EXERCISE PROMPT —
Taking the listing below line by line, tally those that contain the string "learning". Give the total alone.

EXTRACTED INFORMATION —
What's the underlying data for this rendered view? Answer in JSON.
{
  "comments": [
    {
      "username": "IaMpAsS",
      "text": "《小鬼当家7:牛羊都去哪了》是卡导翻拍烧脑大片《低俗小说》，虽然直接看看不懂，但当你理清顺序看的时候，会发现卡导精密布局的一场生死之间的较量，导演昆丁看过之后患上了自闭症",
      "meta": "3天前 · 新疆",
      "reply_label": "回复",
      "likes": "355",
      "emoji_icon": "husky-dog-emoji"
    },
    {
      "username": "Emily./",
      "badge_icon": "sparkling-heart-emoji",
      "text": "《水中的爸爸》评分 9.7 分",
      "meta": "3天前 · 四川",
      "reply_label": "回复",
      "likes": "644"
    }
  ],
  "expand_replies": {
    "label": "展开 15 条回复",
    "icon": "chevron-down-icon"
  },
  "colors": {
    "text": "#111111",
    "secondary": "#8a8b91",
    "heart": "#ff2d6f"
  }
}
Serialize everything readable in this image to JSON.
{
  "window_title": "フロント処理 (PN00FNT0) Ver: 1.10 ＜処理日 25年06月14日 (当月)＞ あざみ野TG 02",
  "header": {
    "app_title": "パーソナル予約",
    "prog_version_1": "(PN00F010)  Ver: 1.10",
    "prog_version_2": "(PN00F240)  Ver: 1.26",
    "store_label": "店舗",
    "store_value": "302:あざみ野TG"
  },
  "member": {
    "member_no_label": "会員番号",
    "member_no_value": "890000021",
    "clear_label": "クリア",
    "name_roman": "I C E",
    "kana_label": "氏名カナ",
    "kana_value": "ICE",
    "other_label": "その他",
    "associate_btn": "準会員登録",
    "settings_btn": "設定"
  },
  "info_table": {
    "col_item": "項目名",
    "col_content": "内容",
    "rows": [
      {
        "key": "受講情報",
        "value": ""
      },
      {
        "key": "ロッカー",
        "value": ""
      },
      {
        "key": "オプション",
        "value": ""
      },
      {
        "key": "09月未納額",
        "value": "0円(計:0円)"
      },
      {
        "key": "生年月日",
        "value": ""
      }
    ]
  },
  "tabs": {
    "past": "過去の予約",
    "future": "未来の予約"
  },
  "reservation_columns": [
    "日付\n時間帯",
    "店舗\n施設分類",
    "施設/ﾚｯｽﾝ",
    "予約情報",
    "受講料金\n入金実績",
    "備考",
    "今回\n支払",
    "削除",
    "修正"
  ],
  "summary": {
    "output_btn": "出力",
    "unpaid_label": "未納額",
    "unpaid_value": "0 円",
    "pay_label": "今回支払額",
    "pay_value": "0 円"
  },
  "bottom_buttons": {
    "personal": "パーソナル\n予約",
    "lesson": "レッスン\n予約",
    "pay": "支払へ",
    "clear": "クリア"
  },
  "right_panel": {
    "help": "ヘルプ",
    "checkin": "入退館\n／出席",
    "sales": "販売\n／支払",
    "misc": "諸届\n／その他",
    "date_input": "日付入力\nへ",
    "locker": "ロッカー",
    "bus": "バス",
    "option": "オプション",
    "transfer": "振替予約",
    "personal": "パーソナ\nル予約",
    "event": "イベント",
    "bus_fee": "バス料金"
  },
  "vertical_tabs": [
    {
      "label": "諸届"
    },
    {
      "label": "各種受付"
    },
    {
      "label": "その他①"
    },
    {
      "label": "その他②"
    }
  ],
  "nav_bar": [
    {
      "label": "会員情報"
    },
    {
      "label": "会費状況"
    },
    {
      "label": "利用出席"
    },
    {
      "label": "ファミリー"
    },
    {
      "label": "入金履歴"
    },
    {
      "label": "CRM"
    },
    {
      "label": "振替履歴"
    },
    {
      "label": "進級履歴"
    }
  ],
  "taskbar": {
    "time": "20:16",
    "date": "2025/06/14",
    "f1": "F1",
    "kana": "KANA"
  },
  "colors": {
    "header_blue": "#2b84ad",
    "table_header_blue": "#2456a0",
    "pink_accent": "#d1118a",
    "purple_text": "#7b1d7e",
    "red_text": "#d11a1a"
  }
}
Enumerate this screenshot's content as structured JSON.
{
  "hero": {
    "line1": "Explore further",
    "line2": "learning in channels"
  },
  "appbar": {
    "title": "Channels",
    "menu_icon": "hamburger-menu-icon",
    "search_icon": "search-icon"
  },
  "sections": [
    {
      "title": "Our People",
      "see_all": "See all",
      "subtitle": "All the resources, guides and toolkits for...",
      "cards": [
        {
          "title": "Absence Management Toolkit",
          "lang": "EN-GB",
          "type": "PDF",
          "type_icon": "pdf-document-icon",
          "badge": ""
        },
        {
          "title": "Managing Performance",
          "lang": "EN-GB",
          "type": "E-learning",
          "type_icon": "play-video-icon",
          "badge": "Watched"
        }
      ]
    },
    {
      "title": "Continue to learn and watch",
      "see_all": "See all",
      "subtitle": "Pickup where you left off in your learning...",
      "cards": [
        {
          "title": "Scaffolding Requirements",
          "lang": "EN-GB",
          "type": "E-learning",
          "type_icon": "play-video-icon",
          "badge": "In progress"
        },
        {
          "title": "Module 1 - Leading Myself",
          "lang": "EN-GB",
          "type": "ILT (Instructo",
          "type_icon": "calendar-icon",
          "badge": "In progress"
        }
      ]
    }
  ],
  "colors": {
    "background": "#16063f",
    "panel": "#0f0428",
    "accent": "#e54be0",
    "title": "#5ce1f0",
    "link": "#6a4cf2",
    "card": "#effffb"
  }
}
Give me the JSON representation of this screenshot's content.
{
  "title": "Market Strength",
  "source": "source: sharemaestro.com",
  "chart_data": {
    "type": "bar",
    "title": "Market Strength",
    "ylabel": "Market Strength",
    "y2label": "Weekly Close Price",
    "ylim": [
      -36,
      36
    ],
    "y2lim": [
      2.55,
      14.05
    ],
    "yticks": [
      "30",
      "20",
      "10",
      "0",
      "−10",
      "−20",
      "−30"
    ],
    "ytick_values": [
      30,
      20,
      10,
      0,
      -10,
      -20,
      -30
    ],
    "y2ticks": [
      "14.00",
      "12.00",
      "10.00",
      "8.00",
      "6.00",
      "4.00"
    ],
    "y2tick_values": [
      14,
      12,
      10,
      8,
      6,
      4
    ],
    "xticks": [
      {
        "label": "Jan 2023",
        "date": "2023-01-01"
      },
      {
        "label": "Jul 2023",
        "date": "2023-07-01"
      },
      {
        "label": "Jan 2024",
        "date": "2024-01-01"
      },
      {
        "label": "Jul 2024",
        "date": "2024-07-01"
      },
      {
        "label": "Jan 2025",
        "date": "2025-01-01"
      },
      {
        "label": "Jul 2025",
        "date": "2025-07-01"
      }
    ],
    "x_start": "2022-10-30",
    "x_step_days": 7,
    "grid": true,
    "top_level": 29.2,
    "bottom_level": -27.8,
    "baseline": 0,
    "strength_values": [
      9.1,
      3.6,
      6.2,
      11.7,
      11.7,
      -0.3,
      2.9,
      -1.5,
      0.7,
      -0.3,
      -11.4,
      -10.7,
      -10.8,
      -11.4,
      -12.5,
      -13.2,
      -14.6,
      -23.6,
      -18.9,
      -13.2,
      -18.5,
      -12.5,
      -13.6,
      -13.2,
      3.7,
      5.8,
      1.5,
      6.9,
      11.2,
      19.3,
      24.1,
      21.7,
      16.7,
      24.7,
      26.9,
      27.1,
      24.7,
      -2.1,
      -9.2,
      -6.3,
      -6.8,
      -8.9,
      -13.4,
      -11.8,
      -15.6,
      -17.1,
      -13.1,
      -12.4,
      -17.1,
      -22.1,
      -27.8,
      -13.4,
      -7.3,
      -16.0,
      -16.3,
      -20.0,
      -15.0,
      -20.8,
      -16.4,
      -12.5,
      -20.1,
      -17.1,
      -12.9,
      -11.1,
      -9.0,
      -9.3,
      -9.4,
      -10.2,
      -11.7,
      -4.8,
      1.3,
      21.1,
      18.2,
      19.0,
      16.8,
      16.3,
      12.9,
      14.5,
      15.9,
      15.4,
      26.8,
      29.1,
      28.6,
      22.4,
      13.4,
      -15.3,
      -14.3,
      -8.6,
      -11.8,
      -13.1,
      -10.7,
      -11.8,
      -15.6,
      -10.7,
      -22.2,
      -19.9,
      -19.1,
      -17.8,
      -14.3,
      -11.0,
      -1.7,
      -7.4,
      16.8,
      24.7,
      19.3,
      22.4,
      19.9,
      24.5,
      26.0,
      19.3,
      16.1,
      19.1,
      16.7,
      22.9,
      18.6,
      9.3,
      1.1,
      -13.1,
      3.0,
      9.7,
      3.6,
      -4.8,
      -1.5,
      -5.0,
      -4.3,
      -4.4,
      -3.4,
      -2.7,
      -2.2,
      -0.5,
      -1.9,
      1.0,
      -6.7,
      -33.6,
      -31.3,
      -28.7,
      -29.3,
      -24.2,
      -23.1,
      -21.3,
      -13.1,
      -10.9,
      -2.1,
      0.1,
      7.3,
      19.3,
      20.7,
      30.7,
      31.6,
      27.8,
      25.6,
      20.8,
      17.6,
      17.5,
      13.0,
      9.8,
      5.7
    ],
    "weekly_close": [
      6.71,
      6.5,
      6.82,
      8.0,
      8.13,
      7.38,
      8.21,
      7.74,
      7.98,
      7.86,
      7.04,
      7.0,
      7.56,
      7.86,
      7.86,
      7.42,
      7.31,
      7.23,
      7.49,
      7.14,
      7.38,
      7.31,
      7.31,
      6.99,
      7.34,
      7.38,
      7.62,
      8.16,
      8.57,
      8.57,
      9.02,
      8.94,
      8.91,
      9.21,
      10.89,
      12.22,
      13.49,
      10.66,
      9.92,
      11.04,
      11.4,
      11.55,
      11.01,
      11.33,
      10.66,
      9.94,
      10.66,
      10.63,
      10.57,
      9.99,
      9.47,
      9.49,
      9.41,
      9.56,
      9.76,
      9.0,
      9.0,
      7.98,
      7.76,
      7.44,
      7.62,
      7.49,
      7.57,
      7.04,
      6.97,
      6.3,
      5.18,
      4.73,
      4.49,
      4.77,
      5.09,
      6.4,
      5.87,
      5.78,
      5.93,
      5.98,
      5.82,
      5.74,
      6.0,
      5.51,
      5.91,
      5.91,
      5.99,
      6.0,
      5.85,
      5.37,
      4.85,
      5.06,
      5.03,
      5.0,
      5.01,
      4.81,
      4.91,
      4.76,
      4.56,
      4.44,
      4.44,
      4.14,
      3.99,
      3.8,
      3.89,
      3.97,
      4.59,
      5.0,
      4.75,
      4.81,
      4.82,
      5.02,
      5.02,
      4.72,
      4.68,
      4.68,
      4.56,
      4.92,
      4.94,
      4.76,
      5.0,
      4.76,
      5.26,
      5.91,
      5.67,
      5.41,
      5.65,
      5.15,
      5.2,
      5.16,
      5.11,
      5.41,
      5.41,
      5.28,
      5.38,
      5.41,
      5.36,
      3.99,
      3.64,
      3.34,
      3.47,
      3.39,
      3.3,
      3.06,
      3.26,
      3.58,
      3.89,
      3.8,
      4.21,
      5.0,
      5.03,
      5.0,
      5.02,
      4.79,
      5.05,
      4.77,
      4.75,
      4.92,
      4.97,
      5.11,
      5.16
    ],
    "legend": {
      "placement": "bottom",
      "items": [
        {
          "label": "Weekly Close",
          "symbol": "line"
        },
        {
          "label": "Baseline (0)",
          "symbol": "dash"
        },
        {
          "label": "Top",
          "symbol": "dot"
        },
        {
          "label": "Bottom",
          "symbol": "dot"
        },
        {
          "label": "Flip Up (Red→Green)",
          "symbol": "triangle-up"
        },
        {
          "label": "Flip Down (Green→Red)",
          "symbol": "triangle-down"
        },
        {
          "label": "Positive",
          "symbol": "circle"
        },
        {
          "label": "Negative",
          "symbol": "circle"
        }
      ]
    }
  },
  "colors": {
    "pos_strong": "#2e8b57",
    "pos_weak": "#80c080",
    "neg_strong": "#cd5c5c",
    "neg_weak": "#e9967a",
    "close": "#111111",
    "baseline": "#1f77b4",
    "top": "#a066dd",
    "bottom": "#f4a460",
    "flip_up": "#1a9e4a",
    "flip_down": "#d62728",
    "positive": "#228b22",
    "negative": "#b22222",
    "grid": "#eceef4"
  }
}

RESPONSE TO THIS TASK —
4